JFK and the separation of church and state

5 June 2004

A Hendrik Hertzberg piece in the New Yorker con­tains this quote from JFK (who was seeking to re­as­sure voters that as a Pres­i­dent who was also Catholic, he would not take in­struc­tion from the Vatican):

“I believe in an America where the sep­a­ra­tion of church and state is absolute—where no Catholic prelate would tell the Pres­i­dent (should he be a Catholic) how to act and no Protes­tant min­is­ter would tell his parish­ioners for whom to vote—where no church or church school is granted any public funds or po­lit­i­cal preference—and where no man is denied public office merely because his re­li­gion differs from the Pres­i­dent who might appoint him or the people who might elect him. …

“I believe in an America where re­li­gious in­tol­er­ance will someday end—where all men and all churches are treated as equal—where every man has the same right to attend or not to attend the church of his choice—where there is no Catholic vote, no anti-Catholic vote, no bloc voting of any kind—and where Catholics, Protes­tants and Jews, at both the lay and the pas­toral levels, will refrain from those at­ti­tudes of disdain and di­vi­sion which have so often marred their works in the past, and promote instead the Amer­i­can ideal of brotherhood.”

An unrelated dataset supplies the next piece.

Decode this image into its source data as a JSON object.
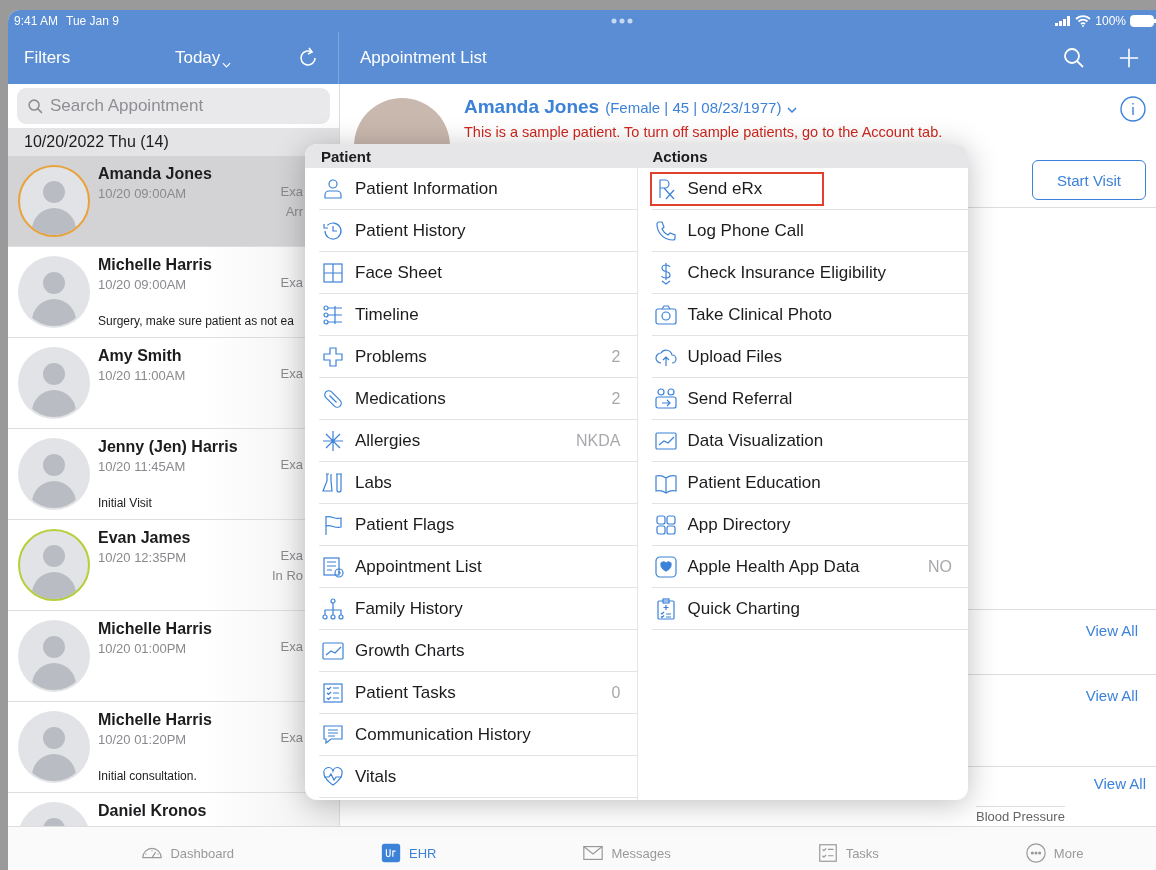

Hertzberg piece fin­ishes with: “With a bit of spiff­ing up for gender-pronoun correctness, it is just barely pos­si­ble to imagine such a speech being de­liv­ered today by Senator Kerry. Could the same be said of Pres­i­dent Bush?”